## [Task goal]
Leave out the pictures and return every entry exactly as it appears.

Component data from apps and pages
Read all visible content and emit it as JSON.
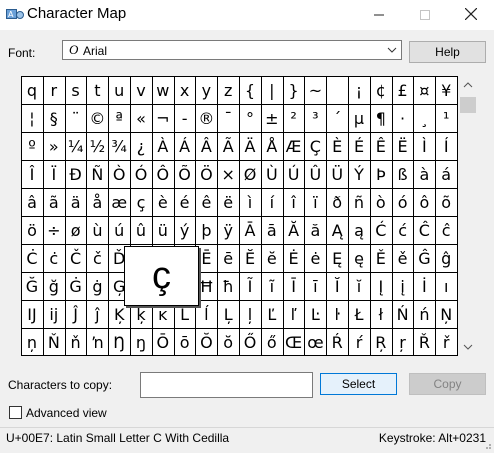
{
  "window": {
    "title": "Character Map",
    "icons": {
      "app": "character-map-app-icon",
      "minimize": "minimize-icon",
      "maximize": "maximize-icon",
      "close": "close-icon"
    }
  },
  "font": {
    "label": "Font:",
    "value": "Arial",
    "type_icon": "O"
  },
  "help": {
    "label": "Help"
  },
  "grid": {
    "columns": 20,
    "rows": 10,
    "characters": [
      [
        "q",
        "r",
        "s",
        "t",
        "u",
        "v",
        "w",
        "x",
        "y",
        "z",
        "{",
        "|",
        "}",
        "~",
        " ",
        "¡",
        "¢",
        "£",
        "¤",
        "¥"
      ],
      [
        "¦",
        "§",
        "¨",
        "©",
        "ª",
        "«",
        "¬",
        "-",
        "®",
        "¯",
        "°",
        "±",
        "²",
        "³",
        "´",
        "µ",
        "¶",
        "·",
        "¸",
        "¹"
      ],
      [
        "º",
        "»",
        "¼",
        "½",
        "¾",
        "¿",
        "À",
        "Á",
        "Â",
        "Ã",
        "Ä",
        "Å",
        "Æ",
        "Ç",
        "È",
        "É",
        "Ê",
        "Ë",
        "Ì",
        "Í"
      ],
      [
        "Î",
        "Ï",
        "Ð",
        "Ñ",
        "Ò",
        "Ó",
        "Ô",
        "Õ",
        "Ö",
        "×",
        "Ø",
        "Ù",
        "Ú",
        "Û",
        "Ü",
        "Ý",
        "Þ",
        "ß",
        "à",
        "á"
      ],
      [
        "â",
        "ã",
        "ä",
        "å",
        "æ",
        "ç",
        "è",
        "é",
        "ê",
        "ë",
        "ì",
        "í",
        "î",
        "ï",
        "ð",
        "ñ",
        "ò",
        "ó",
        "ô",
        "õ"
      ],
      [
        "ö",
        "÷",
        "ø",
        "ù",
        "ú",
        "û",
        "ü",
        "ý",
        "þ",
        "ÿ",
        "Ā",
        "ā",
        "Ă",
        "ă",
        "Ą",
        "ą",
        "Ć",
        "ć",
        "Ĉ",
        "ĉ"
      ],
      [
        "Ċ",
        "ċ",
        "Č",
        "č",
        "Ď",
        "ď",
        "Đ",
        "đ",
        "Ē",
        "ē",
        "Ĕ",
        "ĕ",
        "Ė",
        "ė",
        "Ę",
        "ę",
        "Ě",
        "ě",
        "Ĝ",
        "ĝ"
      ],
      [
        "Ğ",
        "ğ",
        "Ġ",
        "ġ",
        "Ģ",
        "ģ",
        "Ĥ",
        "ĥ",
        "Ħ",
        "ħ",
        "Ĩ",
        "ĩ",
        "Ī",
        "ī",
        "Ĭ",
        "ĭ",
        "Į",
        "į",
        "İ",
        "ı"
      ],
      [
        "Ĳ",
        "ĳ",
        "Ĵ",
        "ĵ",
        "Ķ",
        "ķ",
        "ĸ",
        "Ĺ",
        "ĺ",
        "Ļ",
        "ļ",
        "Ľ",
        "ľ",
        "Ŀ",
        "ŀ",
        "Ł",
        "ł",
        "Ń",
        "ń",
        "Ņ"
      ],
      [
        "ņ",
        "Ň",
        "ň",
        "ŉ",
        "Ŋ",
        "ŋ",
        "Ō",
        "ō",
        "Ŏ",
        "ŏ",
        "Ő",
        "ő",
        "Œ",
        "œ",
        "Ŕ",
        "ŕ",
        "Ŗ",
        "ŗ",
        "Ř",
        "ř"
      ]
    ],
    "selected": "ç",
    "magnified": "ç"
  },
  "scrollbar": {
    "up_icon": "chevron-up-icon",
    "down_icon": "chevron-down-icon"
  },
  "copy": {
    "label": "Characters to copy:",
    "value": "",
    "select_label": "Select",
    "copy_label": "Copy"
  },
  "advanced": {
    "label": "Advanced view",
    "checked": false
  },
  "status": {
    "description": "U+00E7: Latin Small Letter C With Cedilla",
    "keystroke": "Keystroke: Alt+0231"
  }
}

## [Solution to this exercise]
Read all visible content and emit it as JSON.
{
  "window": {
    "title": "Character Map",
    "icons": {
      "app": "character-map-app-icon",
      "minimize": "minimize-icon",
      "maximize": "maximize-icon",
      "close": "close-icon"
    }
  },
  "font": {
    "label": "Font:",
    "value": "Arial",
    "type_icon": "O"
  },
  "help": {
    "label": "Help"
  },
  "grid": {
    "columns": 20,
    "rows": 10,
    "characters": [
      [
        "q",
        "r",
        "s",
        "t",
        "u",
        "v",
        "w",
        "x",
        "y",
        "z",
        "{",
        "|",
        "}",
        "~",
        " ",
        "¡",
        "¢",
        "£",
        "¤",
        "¥"
      ],
      [
        "¦",
        "§",
        "¨",
        "©",
        "ª",
        "«",
        "¬",
        "-",
        "®",
        "¯",
        "°",
        "±",
        "²",
        "³",
        "´",
        "µ",
        "¶",
        "·",
        "¸",
        "¹"
      ],
      [
        "º",
        "»",
        "¼",
        "½",
        "¾",
        "¿",
        "À",
        "Á",
        "Â",
        "Ã",
        "Ä",
        "Å",
        "Æ",
        "Ç",
        "È",
        "É",
        "Ê",
        "Ë",
        "Ì",
        "Í"
      ],
      [
        "Î",
        "Ï",
        "Ð",
        "Ñ",
        "Ò",
        "Ó",
        "Ô",
        "Õ",
        "Ö",
        "×",
        "Ø",
        "Ù",
        "Ú",
        "Û",
        "Ü",
        "Ý",
        "Þ",
        "ß",
        "à",
        "á"
      ],
      [
        "â",
        "ã",
        "ä",
        "å",
        "æ",
        "ç",
        "è",
        "é",
        "ê",
        "ë",
        "ì",
        "í",
        "î",
        "ï",
        "ð",
        "ñ",
        "ò",
        "ó",
        "ô",
        "õ"
      ],
      [
        "ö",
        "÷",
        "ø",
        "ù",
        "ú",
        "û",
        "ü",
        "ý",
        "þ",
        "ÿ",
        "Ā",
        "ā",
        "Ă",
        "ă",
        "Ą",
        "ą",
        "Ć",
        "ć",
        "Ĉ",
        "ĉ"
      ],
      [
        "Ċ",
        "ċ",
        "Č",
        "č",
        "Ď",
        "ď",
        "Đ",
        "đ",
        "Ē",
        "ē",
        "Ĕ",
        "ĕ",
        "Ė",
        "ė",
        "Ę",
        "ę",
        "Ě",
        "ě",
        "Ĝ",
        "ĝ"
      ],
      [
        "Ğ",
        "ğ",
        "Ġ",
        "ġ",
        "Ģ",
        "ģ",
        "Ĥ",
        "ĥ",
        "Ħ",
        "ħ",
        "Ĩ",
        "ĩ",
        "Ī",
        "ī",
        "Ĭ",
        "ĭ",
        "Į",
        "į",
        "İ",
        "ı"
      ],
      [
        "Ĳ",
        "ĳ",
        "Ĵ",
        "ĵ",
        "Ķ",
        "ķ",
        "ĸ",
        "Ĺ",
        "ĺ",
        "Ļ",
        "ļ",
        "Ľ",
        "ľ",
        "Ŀ",
        "ŀ",
        "Ł",
        "ł",
        "Ń",
        "ń",
        "Ņ"
      ],
      [
        "ņ",
        "Ň",
        "ň",
        "ŉ",
        "Ŋ",
        "ŋ",
        "Ō",
        "ō",
        "Ŏ",
        "ŏ",
        "Ő",
        "ő",
        "Œ",
        "œ",
        "Ŕ",
        "ŕ",
        "Ŗ",
        "ŗ",
        "Ř",
        "ř"
      ]
    ],
    "selected": "ç",
    "magnified": "ç"
  },
  "scrollbar": {
    "up_icon": "chevron-up-icon",
    "down_icon": "chevron-down-icon"
  },
  "copy": {
    "label": "Characters to copy:",
    "value": "",
    "select_label": "Select",
    "copy_label": "Copy"
  },
  "advanced": {
    "label": "Advanced view",
    "checked": false
  },
  "status": {
    "description": "U+00E7: Latin Small Letter C With Cedilla",
    "keystroke": "Keystroke: Alt+0231"
  }
}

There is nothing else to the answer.